        • Billions of households and economic activities utilise these ecosystem services for production and consumption.
        • Though economically highly valuable, these are not traded in the markets and, therefore, their true values are not reflected in the system.
      • At present, the price of a commodity covers only the private cost of production, not the damage cost.
        • This makes the commodity relatively cheaper, thus inflating the demand and consequently the environmental damage cost.
    2. It treats the environmental damage cost as ‘income’
      • For example, when people get sick due to degraded environment, the medical expenses are treated as ‘income’ of the medical service providers.
      • This expands the GDP at the cost of ‘public welfare’.
      • This snowballs into other problems like impoverishment, debt-traps, rising income-inequalities, fiscal burden on govt, etc.
  5. History and status of environmental accounting in India
    • A Framework for the Development of Environmental Statistics (FDES) was developed by the Central Statistics Office (CSO) of India in the early 1990s.
    • Following the guidance of International Organisation of Supreme Audit Institutions (INTOSAI), the CAG conducts environmental audit in India since 2002.

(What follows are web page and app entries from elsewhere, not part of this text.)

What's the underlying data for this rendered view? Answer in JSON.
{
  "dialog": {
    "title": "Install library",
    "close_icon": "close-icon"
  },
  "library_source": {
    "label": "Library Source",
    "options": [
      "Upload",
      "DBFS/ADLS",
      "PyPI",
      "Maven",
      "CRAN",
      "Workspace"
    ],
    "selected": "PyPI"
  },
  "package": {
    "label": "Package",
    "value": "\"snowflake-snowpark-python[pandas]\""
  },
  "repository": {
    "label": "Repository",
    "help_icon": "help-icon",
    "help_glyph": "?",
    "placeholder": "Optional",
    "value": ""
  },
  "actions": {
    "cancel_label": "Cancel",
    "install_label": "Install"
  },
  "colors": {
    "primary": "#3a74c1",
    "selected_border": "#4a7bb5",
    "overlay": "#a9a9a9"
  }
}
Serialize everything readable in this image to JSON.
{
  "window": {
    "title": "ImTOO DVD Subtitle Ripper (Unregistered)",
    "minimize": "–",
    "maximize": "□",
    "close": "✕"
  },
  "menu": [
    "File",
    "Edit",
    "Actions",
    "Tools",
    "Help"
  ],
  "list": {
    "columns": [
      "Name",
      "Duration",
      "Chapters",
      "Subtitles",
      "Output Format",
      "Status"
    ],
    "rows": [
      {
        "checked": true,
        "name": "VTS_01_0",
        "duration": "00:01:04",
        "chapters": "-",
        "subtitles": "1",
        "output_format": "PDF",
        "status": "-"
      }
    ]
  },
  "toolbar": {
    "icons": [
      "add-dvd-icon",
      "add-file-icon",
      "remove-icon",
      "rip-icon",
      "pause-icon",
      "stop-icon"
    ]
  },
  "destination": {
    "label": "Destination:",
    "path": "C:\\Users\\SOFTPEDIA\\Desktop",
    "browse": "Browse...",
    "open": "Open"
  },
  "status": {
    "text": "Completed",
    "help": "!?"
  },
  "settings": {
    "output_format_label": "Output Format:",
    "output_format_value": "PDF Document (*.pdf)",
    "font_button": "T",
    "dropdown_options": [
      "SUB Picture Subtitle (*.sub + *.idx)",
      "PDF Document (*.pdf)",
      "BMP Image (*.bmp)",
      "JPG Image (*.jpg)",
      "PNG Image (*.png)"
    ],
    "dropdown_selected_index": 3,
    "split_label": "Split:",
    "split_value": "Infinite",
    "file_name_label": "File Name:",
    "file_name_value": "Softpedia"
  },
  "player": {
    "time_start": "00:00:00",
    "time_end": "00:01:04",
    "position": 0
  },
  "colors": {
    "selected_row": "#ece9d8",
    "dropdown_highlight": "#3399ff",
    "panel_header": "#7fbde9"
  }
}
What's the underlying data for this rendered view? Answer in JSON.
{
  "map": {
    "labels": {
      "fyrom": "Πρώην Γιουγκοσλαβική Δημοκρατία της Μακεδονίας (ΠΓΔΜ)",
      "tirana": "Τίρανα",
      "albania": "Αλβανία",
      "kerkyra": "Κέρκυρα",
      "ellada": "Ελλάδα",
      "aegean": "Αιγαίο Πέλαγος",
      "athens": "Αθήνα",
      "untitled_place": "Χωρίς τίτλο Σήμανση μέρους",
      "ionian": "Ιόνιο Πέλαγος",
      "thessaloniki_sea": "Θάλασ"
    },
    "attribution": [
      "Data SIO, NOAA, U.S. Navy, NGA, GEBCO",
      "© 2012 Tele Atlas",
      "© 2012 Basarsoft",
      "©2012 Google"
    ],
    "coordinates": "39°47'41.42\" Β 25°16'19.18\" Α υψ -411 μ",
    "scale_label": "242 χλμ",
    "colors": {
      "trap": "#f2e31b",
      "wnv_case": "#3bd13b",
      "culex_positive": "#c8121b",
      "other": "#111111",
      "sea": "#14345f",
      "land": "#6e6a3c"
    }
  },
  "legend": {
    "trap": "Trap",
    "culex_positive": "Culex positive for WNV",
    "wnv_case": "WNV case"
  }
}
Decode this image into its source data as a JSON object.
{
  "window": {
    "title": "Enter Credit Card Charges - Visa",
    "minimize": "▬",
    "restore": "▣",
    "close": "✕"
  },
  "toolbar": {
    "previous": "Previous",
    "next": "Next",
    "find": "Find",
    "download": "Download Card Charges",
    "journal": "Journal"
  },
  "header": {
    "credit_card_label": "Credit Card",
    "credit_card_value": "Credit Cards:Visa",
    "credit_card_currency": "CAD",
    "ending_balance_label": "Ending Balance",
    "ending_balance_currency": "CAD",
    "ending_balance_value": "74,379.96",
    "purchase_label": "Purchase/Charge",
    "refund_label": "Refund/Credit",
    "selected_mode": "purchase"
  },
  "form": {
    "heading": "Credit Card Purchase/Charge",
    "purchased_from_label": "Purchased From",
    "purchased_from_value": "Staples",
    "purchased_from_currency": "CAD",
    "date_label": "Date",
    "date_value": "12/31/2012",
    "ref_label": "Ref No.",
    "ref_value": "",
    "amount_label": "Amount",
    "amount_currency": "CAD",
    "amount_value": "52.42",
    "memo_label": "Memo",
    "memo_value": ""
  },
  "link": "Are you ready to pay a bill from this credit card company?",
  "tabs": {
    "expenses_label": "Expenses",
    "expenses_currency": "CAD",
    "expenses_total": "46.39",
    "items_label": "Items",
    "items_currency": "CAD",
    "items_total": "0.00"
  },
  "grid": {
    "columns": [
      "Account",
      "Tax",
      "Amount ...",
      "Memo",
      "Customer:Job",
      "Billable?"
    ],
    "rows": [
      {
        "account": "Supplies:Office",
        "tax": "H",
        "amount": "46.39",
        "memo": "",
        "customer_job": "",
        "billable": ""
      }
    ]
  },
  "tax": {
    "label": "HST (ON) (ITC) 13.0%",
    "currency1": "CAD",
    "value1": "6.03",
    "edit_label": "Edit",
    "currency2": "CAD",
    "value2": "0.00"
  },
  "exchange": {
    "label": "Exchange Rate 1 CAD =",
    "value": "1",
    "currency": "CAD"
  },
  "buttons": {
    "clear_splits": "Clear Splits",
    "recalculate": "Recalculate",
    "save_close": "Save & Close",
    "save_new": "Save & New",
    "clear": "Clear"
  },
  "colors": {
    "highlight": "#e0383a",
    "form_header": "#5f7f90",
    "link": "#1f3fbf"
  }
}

    • Thus, in India, Environmental audit is conducted within the broad framework of Compliance Audit and Performance Audit at the central level by the CAG and by the state Accountant Generals (Audit) at the state level.
  6. The externalities of economic growth that are not factored into the conventional GDP numbers have a massive monetary value.
    • According to World Bank, in 2013 India suffered a loss of over 8.5% of GDP, just as a result of air pollution. The economic cost of other impacts, such as water pollution and land degradation, etc would be much more.
    • WWF’s ‘Living Planet’ Report finds that 25% of India’s total land is undergoing desertification, while 32% is facing degradation. Thus, India could see a 10-40% loss in crop production by the end of the century.
  7. Global experience
    • Countries such as China and Norway have already experimented with green accounting.
    • China launched the process in 2004, only to drop it in 2007. Factoring in environmental costs had a significant impact on the country’s perceived “economic growth”, resulting in a hasty departure.
  8. Why have GGDP
    • Interrelationship between market and nature
      • Natural resources fuel market growth and excessive market growth has the potential to destroy natural resources. Unless managed properly this relationship can turn unsustainable.
    • Comparison across peers and periods
      • GGDP will enable more accurate (environmentally) predictions and analysis of economic performance.
    • Accountability
      • The earth has got a limited carrying capacity. Without a fair and universal indicator environmental catastrophe is imminent as policymaking will remain environmentally insensitive.
  9. Challenges facing GGDP
    • Realistic accounting
      • Since we are essentially measuring the intangible, it is very difficult to estimate the monetary values associated with them.
    • Lack of political will
      • Policymakers fear that a bad GGDP score will scare investors away.
  10. Conclusion
    • The Green GDP system is not perfect. However, it is developing. Many scholars and researchers are working towards a solution wherein Green GDP can become more pragmatic and realistic.
    • Instead of pushing for ‘highest-attainable’ growth rate (as per the extant methodology), it is better to target 5-6% growth with strict environmental regulation.